Gemmy Serenade

Jewelry designers like to use unique and unusual gem materials, including assembled stones, cubic zirconia, and “ornamental” stones, and they’re not shy about asking for more margin than you’ll ever make on a traditional diamond sale.

For example, see senior associate editor Bacilio Mendez’s “Style 360: Must Have” posts on www.jckonline.com and note his take on London designer Stephen Webster. For his hinged bracelet with quartz and turquoise with diamond borders, Webster made an assemblage of turquoise beneath rock crystal quartz. If you’re thinking “inexpensive gem materials,” you’re right. But designing and laser cutting quartz, and backing the design with turquoise—or red garnet, abalone, bull’s-eye (rust-color tiger’s-eye), or red coral in other designs—is neither easy nor inexpensive. Webster has created a unique look using odd combinations of gem materials. And so can you.

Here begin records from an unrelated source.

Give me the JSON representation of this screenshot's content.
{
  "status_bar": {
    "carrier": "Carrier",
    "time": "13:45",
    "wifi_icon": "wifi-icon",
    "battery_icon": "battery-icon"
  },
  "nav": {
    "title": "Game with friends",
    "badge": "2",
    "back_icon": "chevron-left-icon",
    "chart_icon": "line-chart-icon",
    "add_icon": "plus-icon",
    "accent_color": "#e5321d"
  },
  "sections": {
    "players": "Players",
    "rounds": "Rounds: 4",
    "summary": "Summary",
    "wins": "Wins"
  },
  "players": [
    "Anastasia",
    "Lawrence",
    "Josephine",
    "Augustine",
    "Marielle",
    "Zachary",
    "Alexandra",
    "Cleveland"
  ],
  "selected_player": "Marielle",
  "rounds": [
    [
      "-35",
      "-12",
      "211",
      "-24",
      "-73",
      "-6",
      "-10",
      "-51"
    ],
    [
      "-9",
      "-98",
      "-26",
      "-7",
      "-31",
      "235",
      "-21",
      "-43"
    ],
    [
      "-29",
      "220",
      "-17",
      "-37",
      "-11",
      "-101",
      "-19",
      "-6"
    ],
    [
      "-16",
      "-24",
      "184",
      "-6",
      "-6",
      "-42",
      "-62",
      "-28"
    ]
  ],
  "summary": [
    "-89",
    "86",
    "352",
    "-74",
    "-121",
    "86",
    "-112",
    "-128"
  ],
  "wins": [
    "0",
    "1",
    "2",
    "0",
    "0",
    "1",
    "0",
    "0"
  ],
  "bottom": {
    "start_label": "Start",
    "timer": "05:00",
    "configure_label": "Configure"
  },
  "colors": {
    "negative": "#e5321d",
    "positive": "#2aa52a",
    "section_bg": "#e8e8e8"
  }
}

Bill Heher’s Rare Earth Mining Company (www.rareearthmining.com), for example, applies $2,000-an-ounce opal to the back of a split and polished “Herkimer diamond” (special rock crystal from Herkimer, N.Y.), and then applies black onyx to the back of the opal to enhance it. Heher also uses, among other materials, carved drusy with SiO2 coatings, gem dinosaur bone, high-end amethyst stalactites, and magnetite jade plated with gold. “It looks like Japanese lacquer,” Heher says. “A black field with gold brush strokes or birds in flight.”

And let’s not forget howlite and larimar. Frédéric Duclos, Huntington Beach, Calif. (www.fredericduclos.com), uses traditional gem materials but includes howlite, ebony, sponge coral, and coral branches in his designs. Marah Lago, Las Vegas (www.wholesalelarimar.com), uses larimar, a gem material found only in the Dominican Republic.

Watch for our Tucson report for other unusual gems and gem materials.